What to make of these omissions? Obviously, the editors Richard Shone and John-Paul Stonard couldn't include everything. Maybe they felt circumscribed by the length of the critical works under examination – books, not essays. But then we have Boris Groys's excellent account of Clement Greenberg, which concentrates on the American critic's most influential 1939 essay, "Avant-Garde and Kitsch" while more or less ignoring the other essays in his 1961 volume Art and Culture.

As for Berger, perhaps they wanted to leave out a book that started life as a television series.

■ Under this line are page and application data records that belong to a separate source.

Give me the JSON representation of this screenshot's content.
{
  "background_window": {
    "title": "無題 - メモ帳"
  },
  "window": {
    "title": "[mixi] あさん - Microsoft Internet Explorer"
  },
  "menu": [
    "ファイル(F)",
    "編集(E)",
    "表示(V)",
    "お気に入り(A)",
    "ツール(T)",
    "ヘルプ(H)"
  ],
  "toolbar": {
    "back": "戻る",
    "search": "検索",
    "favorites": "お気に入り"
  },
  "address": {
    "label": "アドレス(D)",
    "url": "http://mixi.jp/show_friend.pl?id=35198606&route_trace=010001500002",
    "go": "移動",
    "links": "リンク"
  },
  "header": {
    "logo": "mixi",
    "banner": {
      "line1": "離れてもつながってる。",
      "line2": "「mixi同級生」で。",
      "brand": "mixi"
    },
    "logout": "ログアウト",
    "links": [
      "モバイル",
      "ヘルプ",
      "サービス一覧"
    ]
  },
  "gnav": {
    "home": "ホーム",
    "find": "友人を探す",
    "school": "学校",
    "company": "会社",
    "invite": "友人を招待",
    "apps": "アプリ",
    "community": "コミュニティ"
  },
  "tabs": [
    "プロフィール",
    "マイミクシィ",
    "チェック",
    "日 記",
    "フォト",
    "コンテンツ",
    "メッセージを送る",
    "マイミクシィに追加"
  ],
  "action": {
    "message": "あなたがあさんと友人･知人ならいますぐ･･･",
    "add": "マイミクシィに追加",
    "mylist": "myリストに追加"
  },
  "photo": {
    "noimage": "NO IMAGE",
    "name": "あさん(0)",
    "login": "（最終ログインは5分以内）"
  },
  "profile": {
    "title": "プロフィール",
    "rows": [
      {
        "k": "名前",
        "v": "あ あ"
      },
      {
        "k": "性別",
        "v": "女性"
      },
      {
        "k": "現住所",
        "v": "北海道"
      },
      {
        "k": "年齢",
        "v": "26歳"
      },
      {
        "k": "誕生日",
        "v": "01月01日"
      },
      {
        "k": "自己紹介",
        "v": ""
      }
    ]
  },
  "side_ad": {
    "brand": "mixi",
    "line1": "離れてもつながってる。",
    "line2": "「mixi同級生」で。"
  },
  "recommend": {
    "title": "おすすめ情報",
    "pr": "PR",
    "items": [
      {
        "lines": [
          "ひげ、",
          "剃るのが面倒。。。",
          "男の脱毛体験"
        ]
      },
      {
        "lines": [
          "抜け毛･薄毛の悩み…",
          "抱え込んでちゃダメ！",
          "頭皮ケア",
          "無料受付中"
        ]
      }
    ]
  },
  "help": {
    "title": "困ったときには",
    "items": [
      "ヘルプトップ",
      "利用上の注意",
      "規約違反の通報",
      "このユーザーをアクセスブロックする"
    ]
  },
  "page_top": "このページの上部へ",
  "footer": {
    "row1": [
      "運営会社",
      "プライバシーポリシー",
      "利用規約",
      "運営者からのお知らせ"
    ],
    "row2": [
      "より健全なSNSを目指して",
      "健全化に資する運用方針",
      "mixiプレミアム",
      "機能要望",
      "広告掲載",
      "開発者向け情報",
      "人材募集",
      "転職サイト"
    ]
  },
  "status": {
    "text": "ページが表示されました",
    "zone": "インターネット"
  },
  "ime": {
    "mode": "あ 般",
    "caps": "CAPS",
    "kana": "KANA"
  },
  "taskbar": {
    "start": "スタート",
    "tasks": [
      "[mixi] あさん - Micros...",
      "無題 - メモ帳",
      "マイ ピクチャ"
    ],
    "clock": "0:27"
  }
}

One can't help finding it odd, especially as Berger has had a profound impact on the way we look at pictures.

What's left, however, is a solid and impressive, if variable, account of art history. Some contributions are decidedly knotty. Short in length but seemingly interminable is Anna Lovatt's essay on Rosalind Krauss, though given the theoretical bent of Krauss's writing one may have sympathy. Richard Verdi's essay on Roger Fry's 1927 study of Cézanne is, on the other hand, entertaining, even rather gossipy, and highly informed.

It is an admirable collection, even without Berger. But one does wish all the contributions had been as lively as the ones on Fry and Greenberg.